Sunday, March 16, 2014

A short motorcycle ride into Williamson Valley

A sunny day with bright, Arizona blue skies and no plans meant a motorcycle ride. Instead of a specific destination, we decided to ride on Williamson Valley Road, a scenic paved road that heads north from Prescott.

There aren't many 2-lane paved roads in this part of northern Arizona, and often we have to first ride for several miles on busy, 4-lane divided highways until we can find roads more to our liking:  little traffic, twisties or sweepers, and views that go on forever.

As Arizona developed into a Territory and then statehood in 1912, settlers eventually turned footpaths into dusty dirt roads. The 66 mile Williamson Valley Road connects Prescott to Seligman on Route 66. Today the paved portion heads north for 22 miles from Prescott, and then the road becomes a primitive dirt road the final 44 miles. We rode the paved portion, veering off periodically onto side roads that led into housing developments that either hugged the sides of the foothills or twisted down into canyons.

The road winds through the prairie and grasslands dotted with occasional trees. Several times we saw cattle or horses, and one lone bicyclist enjoying riding without the traffic in Prescott.

Riding along in the sunshine it was easy to imagine what this part of Yavapai county looked like 200 years ago:  probably just like it does today without the fences, electric lines, and roads. With so much development going on in Prescott, it's fun to ride a few minutes out of town on a road that heads off to the mountains on the horizon without any houses in sight.

Friday, March 14, 2014

Spur of the moment motorcycle ride for lunch

We were hungry, the BMW was ready to go, and we had a free afternoon.

15 minutes later we were on the bike, heading north to Cottonwood, founded in 1879 near the Verde river. We've been through Cottonwood but haven't stopped and this time it was our destination. We took the faster route to get there - it was past lunchtime, after all - riding on 4-lane I-17 to the Cottonwood exit.

The Schoolhouse Restaurant on Main Street was our destination, and what a fantastic find.

Interesting flavors, fresh veggies, and friendly waitstaff made this a wonderful stop.

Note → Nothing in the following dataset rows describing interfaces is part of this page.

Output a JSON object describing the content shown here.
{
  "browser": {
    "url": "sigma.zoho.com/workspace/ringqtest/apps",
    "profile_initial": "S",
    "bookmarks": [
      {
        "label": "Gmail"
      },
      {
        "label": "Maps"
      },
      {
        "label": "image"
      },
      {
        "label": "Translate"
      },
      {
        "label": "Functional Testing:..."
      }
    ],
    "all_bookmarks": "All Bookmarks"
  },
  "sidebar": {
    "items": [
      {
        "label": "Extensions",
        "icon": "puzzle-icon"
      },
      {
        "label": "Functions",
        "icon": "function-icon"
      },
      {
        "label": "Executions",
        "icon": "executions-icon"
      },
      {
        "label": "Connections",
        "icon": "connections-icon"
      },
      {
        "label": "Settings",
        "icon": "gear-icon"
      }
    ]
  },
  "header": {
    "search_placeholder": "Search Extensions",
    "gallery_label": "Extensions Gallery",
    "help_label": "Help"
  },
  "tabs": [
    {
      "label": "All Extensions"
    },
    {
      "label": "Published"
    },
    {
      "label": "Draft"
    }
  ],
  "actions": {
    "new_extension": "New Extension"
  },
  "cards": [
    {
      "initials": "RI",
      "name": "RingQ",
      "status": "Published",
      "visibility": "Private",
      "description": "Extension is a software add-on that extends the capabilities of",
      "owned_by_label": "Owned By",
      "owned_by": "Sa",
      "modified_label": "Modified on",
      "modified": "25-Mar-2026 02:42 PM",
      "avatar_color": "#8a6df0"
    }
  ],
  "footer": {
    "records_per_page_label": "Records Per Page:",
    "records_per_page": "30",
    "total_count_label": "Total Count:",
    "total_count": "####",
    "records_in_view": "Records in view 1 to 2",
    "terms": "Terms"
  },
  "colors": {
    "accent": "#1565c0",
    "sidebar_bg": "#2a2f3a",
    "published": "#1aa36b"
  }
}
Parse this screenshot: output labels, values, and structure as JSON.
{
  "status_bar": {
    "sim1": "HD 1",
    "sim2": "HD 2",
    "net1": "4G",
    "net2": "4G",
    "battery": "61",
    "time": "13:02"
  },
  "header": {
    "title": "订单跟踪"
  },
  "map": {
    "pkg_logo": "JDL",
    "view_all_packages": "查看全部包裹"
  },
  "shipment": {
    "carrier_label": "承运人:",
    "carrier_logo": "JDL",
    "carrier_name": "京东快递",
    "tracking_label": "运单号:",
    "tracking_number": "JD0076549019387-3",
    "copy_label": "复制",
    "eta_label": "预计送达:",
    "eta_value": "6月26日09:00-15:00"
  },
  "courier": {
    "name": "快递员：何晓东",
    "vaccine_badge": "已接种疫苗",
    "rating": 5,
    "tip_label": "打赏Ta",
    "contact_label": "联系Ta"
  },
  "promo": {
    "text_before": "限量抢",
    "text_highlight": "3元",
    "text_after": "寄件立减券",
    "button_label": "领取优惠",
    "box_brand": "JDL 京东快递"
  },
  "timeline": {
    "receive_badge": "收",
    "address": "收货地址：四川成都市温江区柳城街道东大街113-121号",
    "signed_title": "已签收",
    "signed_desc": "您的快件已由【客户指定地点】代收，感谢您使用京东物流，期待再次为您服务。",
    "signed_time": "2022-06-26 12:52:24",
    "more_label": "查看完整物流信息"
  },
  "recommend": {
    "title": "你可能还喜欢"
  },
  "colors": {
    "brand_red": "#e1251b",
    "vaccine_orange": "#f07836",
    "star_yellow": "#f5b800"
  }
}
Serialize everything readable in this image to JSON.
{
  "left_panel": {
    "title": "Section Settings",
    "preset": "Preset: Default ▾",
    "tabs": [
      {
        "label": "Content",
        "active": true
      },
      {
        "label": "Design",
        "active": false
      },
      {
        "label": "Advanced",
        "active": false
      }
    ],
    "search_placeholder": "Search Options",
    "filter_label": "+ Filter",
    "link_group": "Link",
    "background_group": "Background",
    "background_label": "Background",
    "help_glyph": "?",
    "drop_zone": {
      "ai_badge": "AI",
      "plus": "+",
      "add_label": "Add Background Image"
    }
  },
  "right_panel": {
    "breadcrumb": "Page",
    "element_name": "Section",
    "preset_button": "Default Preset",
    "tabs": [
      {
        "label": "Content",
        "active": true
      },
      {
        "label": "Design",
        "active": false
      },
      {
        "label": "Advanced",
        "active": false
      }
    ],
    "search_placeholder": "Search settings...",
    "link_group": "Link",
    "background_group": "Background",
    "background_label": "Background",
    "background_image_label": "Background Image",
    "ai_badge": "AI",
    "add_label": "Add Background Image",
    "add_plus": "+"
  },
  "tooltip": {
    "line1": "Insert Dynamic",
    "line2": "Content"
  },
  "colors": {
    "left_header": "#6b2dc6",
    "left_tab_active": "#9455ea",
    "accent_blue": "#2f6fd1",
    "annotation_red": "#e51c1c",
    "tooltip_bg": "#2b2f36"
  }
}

We were intrigued by the cups of seasonings in the center of each table, and tasted each one to find several different types of sea salt, pepper, and hot southwestern spices.

Mike had their homemade burger and a tossed salad, while I opted for the chicken-cashew chicken salad in butterhead lettuce cups with a zingy vegetable soup for a side. We left room to split the fudge chocolate cake and left happy and satisfied.

We rode home through Jerome under dark and rain-threatening skies. We drove this road in our rental car on our first trip to this area, and Mike couldn't wait to tackle the winding, hairpin turns up and over Mingus Mountain on the BMW. We've ridden this way several times, and each time I notice something new. Today I saw scrawny pine trees sticking out at almost 90 degree angles from the rocky cliffs that crowd the 2-lane road, ready to skewer the sides of tall trucks. I also noticed old dirt mining roads that criss-cross the mountain, making me wish for a 4-wheeler so we could tackle those roads - but only for a minute because we were having too much fun on the BMW.

The rain never came, and after we pulled into our driveway the sun started shining. Delicious lunch, mountain twisties, and an unplanned afternoon together. Thanks BMW!